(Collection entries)
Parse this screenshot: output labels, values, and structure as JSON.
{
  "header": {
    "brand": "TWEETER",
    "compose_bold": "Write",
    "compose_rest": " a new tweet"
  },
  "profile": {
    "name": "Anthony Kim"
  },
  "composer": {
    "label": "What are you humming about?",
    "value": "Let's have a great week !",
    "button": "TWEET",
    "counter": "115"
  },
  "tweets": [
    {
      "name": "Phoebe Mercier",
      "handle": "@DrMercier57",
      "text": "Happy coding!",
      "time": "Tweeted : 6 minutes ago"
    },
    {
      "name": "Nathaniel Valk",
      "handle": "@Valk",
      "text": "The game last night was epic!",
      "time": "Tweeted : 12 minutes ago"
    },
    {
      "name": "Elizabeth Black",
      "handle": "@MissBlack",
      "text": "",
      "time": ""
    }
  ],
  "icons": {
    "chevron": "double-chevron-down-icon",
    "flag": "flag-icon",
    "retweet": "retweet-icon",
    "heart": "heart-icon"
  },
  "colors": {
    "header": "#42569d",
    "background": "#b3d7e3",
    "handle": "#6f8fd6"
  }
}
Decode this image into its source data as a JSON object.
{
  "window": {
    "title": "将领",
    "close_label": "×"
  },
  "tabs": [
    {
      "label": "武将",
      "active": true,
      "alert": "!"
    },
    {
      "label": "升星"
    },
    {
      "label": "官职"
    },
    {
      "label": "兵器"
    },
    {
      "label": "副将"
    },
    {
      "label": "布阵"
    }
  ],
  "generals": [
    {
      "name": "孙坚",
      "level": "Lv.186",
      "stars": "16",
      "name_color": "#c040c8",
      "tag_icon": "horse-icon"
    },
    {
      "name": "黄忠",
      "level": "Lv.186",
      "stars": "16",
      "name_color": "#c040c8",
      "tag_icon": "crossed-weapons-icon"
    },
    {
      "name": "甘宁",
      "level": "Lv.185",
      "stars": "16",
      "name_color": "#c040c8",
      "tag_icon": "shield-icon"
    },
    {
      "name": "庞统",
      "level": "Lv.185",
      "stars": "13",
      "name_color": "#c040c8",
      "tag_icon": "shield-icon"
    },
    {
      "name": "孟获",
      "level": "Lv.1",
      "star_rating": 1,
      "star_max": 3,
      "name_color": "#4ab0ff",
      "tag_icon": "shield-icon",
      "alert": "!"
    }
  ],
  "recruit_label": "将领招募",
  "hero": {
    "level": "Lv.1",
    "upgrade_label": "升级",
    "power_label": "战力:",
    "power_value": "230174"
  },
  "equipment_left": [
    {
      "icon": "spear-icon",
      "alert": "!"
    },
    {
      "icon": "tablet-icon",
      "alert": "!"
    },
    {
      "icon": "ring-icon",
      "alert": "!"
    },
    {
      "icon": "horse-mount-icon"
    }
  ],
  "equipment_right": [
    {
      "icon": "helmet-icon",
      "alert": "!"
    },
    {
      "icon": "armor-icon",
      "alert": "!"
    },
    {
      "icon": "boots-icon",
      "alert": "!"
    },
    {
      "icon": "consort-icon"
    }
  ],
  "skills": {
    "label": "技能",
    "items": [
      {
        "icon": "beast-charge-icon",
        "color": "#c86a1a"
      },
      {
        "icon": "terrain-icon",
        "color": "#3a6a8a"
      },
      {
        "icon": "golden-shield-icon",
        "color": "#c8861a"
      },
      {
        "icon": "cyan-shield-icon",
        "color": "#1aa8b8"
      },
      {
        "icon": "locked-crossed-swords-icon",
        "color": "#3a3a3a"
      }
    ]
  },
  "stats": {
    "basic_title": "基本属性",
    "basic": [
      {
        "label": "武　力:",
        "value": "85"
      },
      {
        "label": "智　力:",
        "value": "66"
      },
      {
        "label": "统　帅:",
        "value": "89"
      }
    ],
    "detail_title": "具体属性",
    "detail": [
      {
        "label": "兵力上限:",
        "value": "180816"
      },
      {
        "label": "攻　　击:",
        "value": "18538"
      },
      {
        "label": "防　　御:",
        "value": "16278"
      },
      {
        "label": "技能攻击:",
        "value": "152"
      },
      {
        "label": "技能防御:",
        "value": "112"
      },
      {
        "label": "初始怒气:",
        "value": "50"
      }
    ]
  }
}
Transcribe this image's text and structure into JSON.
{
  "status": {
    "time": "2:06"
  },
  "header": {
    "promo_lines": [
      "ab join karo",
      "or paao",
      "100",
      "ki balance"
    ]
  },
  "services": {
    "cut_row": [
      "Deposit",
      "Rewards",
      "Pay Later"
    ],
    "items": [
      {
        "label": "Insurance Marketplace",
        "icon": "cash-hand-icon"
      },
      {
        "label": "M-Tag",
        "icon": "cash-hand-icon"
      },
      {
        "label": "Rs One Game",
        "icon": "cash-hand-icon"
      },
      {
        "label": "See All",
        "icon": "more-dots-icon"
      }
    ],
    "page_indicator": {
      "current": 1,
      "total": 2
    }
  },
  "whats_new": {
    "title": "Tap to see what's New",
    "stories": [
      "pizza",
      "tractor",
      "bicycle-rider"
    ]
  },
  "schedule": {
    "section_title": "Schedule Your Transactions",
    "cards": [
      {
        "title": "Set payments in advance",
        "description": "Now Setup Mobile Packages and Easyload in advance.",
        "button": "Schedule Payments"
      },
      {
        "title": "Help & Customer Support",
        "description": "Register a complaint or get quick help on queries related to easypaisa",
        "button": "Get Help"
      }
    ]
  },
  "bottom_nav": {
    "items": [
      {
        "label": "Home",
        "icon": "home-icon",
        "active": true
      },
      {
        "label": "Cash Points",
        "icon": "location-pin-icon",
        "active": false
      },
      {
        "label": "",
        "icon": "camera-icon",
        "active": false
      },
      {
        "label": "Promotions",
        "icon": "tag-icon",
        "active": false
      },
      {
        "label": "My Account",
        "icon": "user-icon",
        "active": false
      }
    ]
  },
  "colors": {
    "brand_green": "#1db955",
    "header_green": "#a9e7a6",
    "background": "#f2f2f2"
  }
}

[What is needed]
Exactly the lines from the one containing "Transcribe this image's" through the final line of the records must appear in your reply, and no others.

[Answer to this exercise]
Transcribe this image's text and structure into JSON.
{
  "status": {
    "time": "2:06"
  },
  "header": {
    "promo_lines": [
      "ab join karo",
      "or paao",
      "100",
      "ki balance"
    ]
  },
  "services": {
    "cut_row": [
      "Deposit",
      "Rewards",
      "Pay Later"
    ],
    "items": [
      {
        "label": "Insurance Marketplace",
        "icon": "cash-hand-icon"
      },
      {
        "label": "M-Tag",
        "icon": "cash-hand-icon"
      },
      {
        "label": "Rs One Game",
        "icon": "cash-hand-icon"
      },
      {
        "label": "See All",
        "icon": "more-dots-icon"
      }
    ],
    "page_indicator": {
      "current": 1,
      "total": 2
    }
  },
  "whats_new": {
    "title": "Tap to see what's New",
    "stories": [
      "pizza",
      "tractor",
      "bicycle-rider"
    ]
  },
  "schedule": {
    "section_title": "Schedule Your Transactions",
    "cards": [
      {
        "title": "Set payments in advance",
        "description": "Now Setup Mobile Packages and Easyload in advance.",
        "button": "Schedule Payments"
      },
      {
        "title": "Help & Customer Support",
        "description": "Register a complaint or get quick help on queries related to easypaisa",
        "button": "Get Help"
      }
    ]
  },
  "bottom_nav": {
    "items": [
      {
        "label": "Home",
        "icon": "home-icon",
        "active": true
      },
      {
        "label": "Cash Points",
        "icon": "location-pin-icon",
        "active": false
      },
      {
        "label": "",
        "icon": "camera-icon",
        "active": false
      },
      {
        "label": "Promotions",
        "icon": "tag-icon",
        "active": false
      },
      {
        "label": "My Account",
        "icon": "user-icon",
        "active": false
      }
    ]
  },
  "colors": {
    "brand_green": "#1db955",
    "header_green": "#a9e7a6",
    "background": "#f2f2f2"
  }
}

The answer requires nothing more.